Roughly a year after Brazilian doctors and researchers first suspected a link between a spate of alarming birth defects and the Zika virus, a cadre of potential vaccines are now headed for testing in humans. The flurry of action—at breakneck speed compared with most vaccine development—shows how a health emergency and a guaranteed global market can prod this process to move a lot faster than usual, with streamlined approvals and millions of dollars in government support.

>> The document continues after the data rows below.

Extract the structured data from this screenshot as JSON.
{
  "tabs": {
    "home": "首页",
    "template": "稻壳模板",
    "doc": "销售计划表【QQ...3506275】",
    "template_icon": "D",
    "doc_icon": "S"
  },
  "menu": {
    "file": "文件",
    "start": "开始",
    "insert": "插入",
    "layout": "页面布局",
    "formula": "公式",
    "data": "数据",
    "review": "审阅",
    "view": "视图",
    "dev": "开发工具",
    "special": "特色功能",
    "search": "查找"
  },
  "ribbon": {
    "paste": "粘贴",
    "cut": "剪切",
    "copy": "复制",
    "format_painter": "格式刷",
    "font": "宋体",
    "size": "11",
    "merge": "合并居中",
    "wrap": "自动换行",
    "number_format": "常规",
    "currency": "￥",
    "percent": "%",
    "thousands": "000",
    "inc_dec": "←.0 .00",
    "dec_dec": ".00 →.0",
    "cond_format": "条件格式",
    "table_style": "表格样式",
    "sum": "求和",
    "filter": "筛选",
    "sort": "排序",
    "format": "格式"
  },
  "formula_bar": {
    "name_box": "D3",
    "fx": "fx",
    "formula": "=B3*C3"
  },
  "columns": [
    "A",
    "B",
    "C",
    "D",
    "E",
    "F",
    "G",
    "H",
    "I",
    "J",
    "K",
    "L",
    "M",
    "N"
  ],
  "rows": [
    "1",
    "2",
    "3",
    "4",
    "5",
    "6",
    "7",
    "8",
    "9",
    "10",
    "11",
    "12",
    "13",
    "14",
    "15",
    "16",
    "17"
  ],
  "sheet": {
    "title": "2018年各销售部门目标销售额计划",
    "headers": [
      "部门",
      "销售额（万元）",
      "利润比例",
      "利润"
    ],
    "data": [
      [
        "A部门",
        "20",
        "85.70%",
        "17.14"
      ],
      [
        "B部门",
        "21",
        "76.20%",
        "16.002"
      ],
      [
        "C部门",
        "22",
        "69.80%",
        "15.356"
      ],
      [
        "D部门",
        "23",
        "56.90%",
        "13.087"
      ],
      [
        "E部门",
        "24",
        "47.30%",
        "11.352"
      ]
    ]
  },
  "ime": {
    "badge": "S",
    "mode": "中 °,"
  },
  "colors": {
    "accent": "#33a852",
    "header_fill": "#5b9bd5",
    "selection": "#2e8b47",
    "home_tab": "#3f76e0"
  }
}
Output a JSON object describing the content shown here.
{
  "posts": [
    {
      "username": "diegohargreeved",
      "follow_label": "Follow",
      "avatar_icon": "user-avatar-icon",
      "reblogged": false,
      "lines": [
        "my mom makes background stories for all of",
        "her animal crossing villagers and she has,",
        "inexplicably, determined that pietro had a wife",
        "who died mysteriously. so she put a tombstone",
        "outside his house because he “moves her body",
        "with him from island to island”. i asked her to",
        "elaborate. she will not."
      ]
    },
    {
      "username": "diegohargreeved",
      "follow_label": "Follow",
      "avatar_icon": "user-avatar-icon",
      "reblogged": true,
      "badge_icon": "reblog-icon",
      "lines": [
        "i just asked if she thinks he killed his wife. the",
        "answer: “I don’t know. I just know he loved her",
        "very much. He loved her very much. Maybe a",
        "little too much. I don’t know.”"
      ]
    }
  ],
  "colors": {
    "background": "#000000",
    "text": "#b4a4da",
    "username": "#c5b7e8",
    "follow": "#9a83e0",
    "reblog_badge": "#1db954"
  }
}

The first candidate Zika vaccine is headed for the earliest stages of human trials in the next few weeks. By August a similar vaccine backed by the National Institutes of Health is expected to begin testing among human volunteers. And by winter several more vaccine candidates that employ various forms of the virus are slated for human testing, supported by funds from the NIH. “This is all good news,” says Anthony Fauci, director of the National Institute of Allergy and Infectious Diseases. “What we want is to have multiple candidates out there. Many vaccines go into phase I trials and never make it.” There is currently no Zika vaccine, so preventing mosquito bites and using condoms—the virus can also be spread by human sexual contact—remain the predominant ways to combat its spread.
The first vaccine to receive the green light for human trials is a product from Pennsylvania-based Inovio Pharmaceuticals. Unlike any other vaccine designed for human use, this product would be a DNA vaccine that only contains a particular part of the pathogen (rather than a vaccine with an inactivated live or dead virus, for example). This vaccine would include a circular plasmid of DNA with the genes of specific proteins of the Zika virus inserted into it, and its effect will be similar to that of an inactivated vaccine—making the virus unable to copy itself. This synthetic vaccine will hopefully trigger in recipients an antibody response that will help fight off any Zika virus it encounters.
The catch is that DNA molecules are relatively large, making it difficult for such a vaccine to breach cellular membranes. To help it do so the vaccination would need to be administered along with very low-voltage electrical shocks—something that would have to be accepted by recipients and available in lower- and higher-resource communities alike.
Furthermore, there is no DNA vaccine currently licensed for use among humans. Yet there is reason for optimism: the NIH has already developed a DNA vaccine against the West Nile virus that appeared promising in early human studies (although ultimately the NIH could not find a commercial partner to take that vaccine forward).
In the coming weeks Inovio expects to test its vaccine on 40 human volunteers across three sites in North America. If it appears safe, Inovio plans to test its efficacy in field trials among Zika-affected populations in the Caribbean later this year, says Inovio CEO Joseph Kim.
Meanwhile the NIH’s product—also a DNA virus—will soon be tested among 80 human volunteers in Bethesda, Md. The product is “quite similar” to Inovio’s, Fauci says. Yet small differences could make one successful whereas the other might fail or be less effective. “You really can’t know what will have more immunogenicity until they get into trials, and that’s why we are testing them,” Fauci adds. If the NIH inoculation proves safe, it will then move to the next stage of trials in the Caribbean and South America—if the months-old budget request for emergency Zika funding clears Congress, he says.
But in the coming months other candidate vaccines will also be jockeying for attention. One product will employ a killed version of the Zika virus to spark an antibody response in its recipients. Another, developed by the Butantan Institute in Brazil, taps weakened forms of live Zika virus alongside dengue virus to make a vaccine against Zika, Fauci says. (The vaccine would take a dengue virus and genetically engineer it to include genes that encode for Zika proteins.)
In this early-stage testing, however, one big safety question will not be answered: If the vaccine may inadvertently trigger Guillain–Barré syndrome, a rare autoimmune ailment that can cause temporary paralysis (see related story). By some estimates one in 5,000 Zika patients develops GBS, but the question of whether the vaccine—which would contain some viral DNA if not the whole virus—will also cause this rare side effect will not be adequately answered in small trials that contain less than 100 volunteers. Instead, it will only become apparent in later-stage large trials.
Yet the timeline for such large trials remains murky at best. Even amid this fast-paced launch of early human tests, predicting exactly how long it would take to get an effective vaccine through large-scale trials, and to manufacture and deploy millions of doses remains a guessing game. “It really depends on the regulatory environment and cooperation as well as the urgency from the field,” Kim says.